## Directions for this task
In your copy, leave out all pictures and reproduce every entry exactly.

## Input for this task
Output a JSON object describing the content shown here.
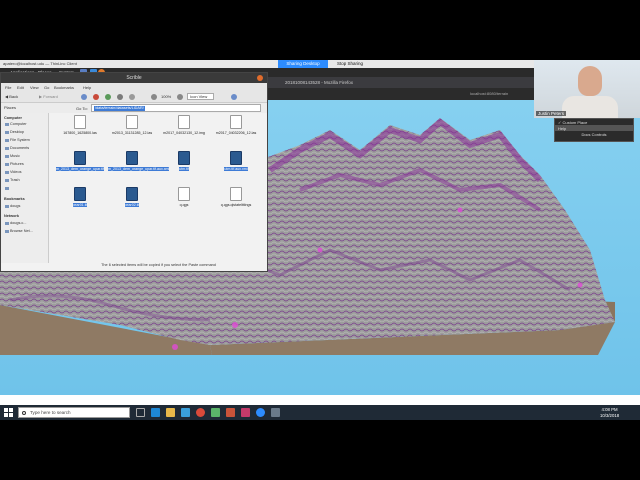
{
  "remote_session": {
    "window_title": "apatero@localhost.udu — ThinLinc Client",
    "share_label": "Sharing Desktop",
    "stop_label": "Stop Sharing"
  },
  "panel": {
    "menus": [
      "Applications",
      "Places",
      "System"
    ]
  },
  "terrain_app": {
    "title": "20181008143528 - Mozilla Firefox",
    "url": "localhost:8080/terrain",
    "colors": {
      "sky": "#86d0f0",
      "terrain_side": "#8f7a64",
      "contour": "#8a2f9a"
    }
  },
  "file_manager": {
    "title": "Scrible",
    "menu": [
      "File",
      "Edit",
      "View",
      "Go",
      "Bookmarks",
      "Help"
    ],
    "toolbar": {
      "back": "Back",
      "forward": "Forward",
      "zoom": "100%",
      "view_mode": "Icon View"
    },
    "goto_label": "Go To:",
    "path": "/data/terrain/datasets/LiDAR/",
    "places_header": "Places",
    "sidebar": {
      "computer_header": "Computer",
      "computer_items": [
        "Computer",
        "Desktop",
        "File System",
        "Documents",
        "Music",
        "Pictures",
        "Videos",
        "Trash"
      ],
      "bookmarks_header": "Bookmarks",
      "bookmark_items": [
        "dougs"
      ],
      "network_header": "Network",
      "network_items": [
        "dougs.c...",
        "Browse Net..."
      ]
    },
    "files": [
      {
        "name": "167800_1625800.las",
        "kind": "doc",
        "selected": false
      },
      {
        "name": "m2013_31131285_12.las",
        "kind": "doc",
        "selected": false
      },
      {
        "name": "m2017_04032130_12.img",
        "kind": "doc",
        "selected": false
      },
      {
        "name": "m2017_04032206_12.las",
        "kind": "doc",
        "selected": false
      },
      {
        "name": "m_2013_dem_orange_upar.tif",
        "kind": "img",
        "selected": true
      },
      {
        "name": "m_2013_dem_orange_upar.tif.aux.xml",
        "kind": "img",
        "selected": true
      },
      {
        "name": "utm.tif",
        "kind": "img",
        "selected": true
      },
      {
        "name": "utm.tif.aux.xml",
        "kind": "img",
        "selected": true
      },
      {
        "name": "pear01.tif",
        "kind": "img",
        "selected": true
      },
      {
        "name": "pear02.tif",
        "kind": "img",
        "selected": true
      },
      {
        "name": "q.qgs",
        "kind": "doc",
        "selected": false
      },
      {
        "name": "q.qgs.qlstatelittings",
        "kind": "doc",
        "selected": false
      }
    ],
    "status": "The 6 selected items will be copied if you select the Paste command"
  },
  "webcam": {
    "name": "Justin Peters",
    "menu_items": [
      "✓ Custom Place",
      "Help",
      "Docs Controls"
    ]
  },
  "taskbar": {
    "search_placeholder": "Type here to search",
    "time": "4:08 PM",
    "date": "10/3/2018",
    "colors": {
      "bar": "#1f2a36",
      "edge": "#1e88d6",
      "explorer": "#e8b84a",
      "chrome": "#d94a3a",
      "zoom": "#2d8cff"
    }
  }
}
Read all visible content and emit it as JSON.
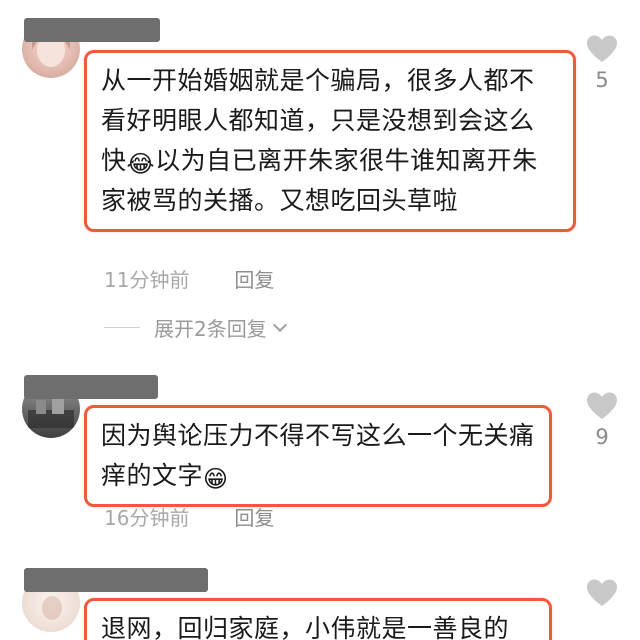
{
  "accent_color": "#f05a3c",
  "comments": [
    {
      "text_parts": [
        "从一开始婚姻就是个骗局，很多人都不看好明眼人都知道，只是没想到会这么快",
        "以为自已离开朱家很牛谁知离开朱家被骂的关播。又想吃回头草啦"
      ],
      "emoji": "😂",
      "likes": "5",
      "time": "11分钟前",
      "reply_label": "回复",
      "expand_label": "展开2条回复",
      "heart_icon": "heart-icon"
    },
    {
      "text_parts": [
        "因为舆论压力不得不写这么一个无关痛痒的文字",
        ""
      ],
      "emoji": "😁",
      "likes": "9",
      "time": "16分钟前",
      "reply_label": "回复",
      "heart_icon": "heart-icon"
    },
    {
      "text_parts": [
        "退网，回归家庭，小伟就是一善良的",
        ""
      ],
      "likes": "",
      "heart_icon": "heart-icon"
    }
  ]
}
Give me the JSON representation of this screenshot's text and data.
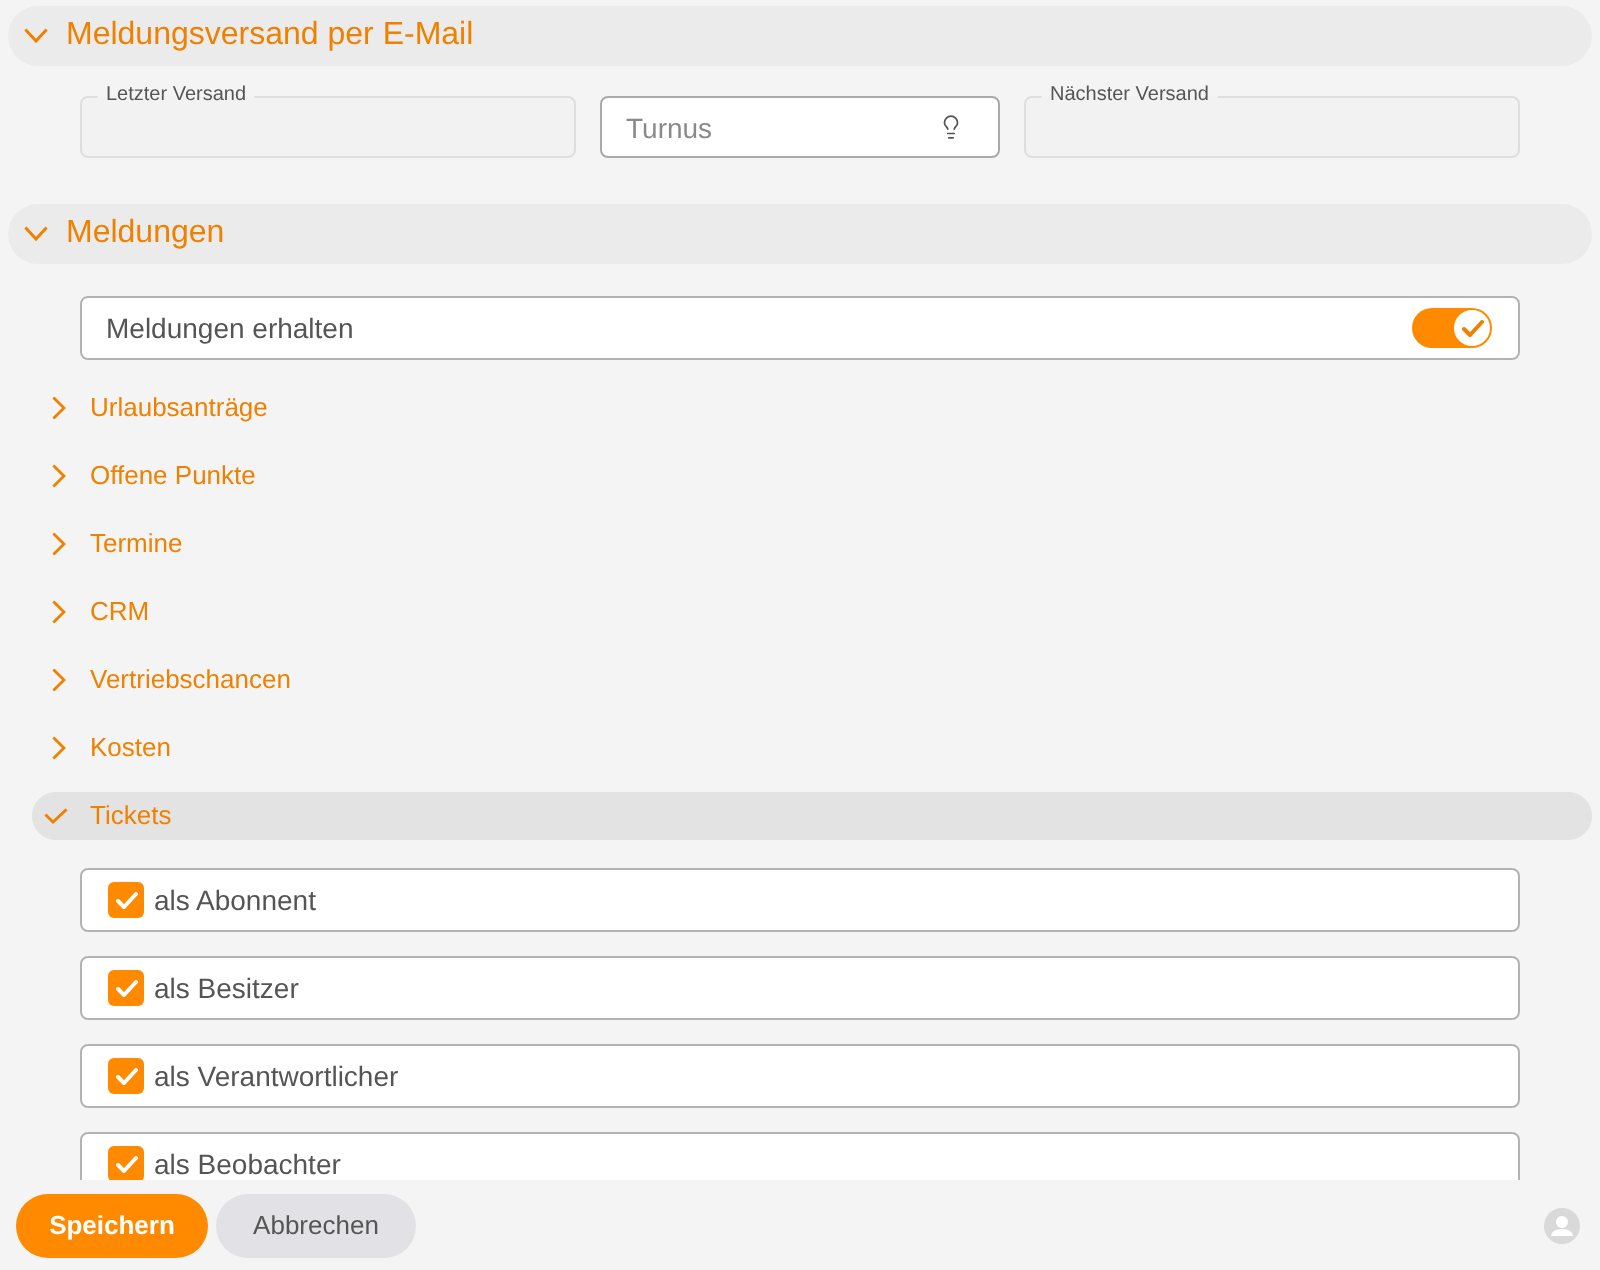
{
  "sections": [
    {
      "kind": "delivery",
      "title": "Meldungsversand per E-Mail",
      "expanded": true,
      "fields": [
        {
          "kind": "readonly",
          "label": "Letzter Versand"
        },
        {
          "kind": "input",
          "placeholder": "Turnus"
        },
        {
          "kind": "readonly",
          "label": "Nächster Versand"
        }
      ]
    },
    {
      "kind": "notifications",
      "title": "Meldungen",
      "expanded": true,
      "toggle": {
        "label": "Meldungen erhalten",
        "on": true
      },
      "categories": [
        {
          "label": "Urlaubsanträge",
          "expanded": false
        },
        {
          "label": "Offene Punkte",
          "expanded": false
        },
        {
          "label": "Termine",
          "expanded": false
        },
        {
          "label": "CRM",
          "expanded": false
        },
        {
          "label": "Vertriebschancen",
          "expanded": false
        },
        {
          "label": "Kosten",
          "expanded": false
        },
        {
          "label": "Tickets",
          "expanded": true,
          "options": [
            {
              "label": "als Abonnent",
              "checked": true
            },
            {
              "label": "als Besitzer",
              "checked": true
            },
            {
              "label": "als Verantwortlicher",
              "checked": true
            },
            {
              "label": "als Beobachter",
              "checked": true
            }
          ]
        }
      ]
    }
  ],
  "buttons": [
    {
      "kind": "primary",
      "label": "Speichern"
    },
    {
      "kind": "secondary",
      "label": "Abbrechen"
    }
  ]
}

## Output for this task
Output a JSON object describing the content shown here.
{
  "remote_session": {
    "window_title": "apatero@localhost.udu — ThinLinc Client",
    "share_label": "Sharing Desktop",
    "stop_label": "Stop Sharing"
  },
  "panel": {
    "menus": [
      "Applications",
      "Places",
      "System"
    ]
  },
  "terrain_app": {
    "title": "20181008143528 - Mozilla Firefox",
    "url": "localhost:8080/terrain",
    "colors": {
      "sky": "#86d0f0",
      "terrain_side": "#8f7a64",
      "contour": "#8a2f9a"
    }
  },
  "file_manager": {
    "title": "Scrible",
    "menu": [
      "File",
      "Edit",
      "View",
      "Go",
      "Bookmarks",
      "Help"
    ],
    "toolbar": {
      "back": "Back",
      "forward": "Forward",
      "zoom": "100%",
      "view_mode": "Icon View"
    },
    "goto_label": "Go To:",
    "path": "/data/terrain/datasets/LiDAR/",
    "places_header": "Places",
    "sidebar": {
      "computer_header": "Computer",
      "computer_items": [
        "Computer",
        "Desktop",
        "File System",
        "Documents",
        "Music",
        "Pictures",
        "Videos",
        "Trash"
      ],
      "bookmarks_header": "Bookmarks",
      "bookmark_items": [
        "dougs"
      ],
      "network_header": "Network",
      "network_items": [
        "dougs.c...",
        "Browse Net..."
      ]
    },
    "files": [
      {
        "name": "167800_1625800.las",
        "kind": "doc",
        "selected": false
      },
      {
        "name": "m2013_31131285_12.las",
        "kind": "doc",
        "selected": false
      },
      {
        "name": "m2017_04032130_12.img",
        "kind": "doc",
        "selected": false
      },
      {
        "name": "m2017_04032206_12.las",
        "kind": "doc",
        "selected": false
      },
      {
        "name": "m_2013_dem_orange_upar.tif",
        "kind": "img",
        "selected": true
      },
      {
        "name": "m_2013_dem_orange_upar.tif.aux.xml",
        "kind": "img",
        "selected": true
      },
      {
        "name": "utm.tif",
        "kind": "img",
        "selected": true
      },
      {
        "name": "utm.tif.aux.xml",
        "kind": "img",
        "selected": true
      },
      {
        "name": "pear01.tif",
        "kind": "img",
        "selected": true
      },
      {
        "name": "pear02.tif",
        "kind": "img",
        "selected": true
      },
      {
        "name": "q.qgs",
        "kind": "doc",
        "selected": false
      },
      {
        "name": "q.qgs.qlstatelittings",
        "kind": "doc",
        "selected": false
      }
    ],
    "status": "The 6 selected items will be copied if you select the Paste command"
  },
  "webcam": {
    "name": "Justin Peters",
    "menu_items": [
      "✓ Custom Place",
      "Help",
      "Docs Controls"
    ]
  },
  "taskbar": {
    "search_placeholder": "Type here to search",
    "time": "4:08 PM",
    "date": "10/3/2018",
    "colors": {
      "bar": "#1f2a36",
      "edge": "#1e88d6",
      "explorer": "#e8b84a",
      "chrome": "#d94a3a",
      "zoom": "#2d8cff"
    }
  }
}
Read all visible content and emit it as JSON.
{
  "accent_color": "#f05a3c",
  "comments": [
    {
      "text_parts": [
        "从一开始婚姻就是个骗局，很多人都不看好明眼人都知道，只是没想到会这么快",
        "以为自已离开朱家很牛谁知离开朱家被骂的关播。又想吃回头草啦"
      ],
      "emoji": "😂",
      "likes": "5",
      "time": "11分钟前",
      "reply_label": "回复",
      "expand_label": "展开2条回复",
      "heart_icon": "heart-icon"
    },
    {
      "text_parts": [
        "因为舆论压力不得不写这么一个无关痛痒的文字",
        ""
      ],
      "emoji": "😁",
      "likes": "9",
      "time": "16分钟前",
      "reply_label": "回复",
      "heart_icon": "heart-icon"
    },
    {
      "text_parts": [
        "退网，回归家庭，小伟就是一善良的",
        ""
      ],
      "likes": "",
      "heart_icon": "heart-icon"
    }
  ]
}
Give me the JSON representation of this screenshot's text and data.
{
  "sections": [
    {
      "kind": "delivery",
      "title": "Meldungsversand per E-Mail",
      "expanded": true,
      "fields": [
        {
          "kind": "readonly",
          "label": "Letzter Versand"
        },
        {
          "kind": "input",
          "placeholder": "Turnus"
        },
        {
          "kind": "readonly",
          "label": "Nächster Versand"
        }
      ]
    },
    {
      "kind": "notifications",
      "title": "Meldungen",
      "expanded": true,
      "toggle": {
        "label": "Meldungen erhalten",
        "on": true
      },
      "categories": [
        {
          "label": "Urlaubsanträge",
          "expanded": false
        },
        {
          "label": "Offene Punkte",
          "expanded": false
        },
        {
          "label": "Termine",
          "expanded": false
        },
        {
          "label": "CRM",
          "expanded": false
        },
        {
          "label": "Vertriebschancen",
          "expanded": false
        },
        {
          "label": "Kosten",
          "expanded": false
        },
        {
          "label": "Tickets",
          "expanded": true,
          "options": [
            {
              "label": "als Abonnent",
              "checked": true
            },
            {
              "label": "als Besitzer",
              "checked": true
            },
            {
              "label": "als Verantwortlicher",
              "checked": true
            },
            {
              "label": "als Beobachter",
              "checked": true
            }
          ]
        }
      ]
    }
  ],
  "buttons": [
    {
      "kind": "primary",
      "label": "Speichern"
    },
    {
      "kind": "secondary",
      "label": "Abbrechen"
    }
  ]
}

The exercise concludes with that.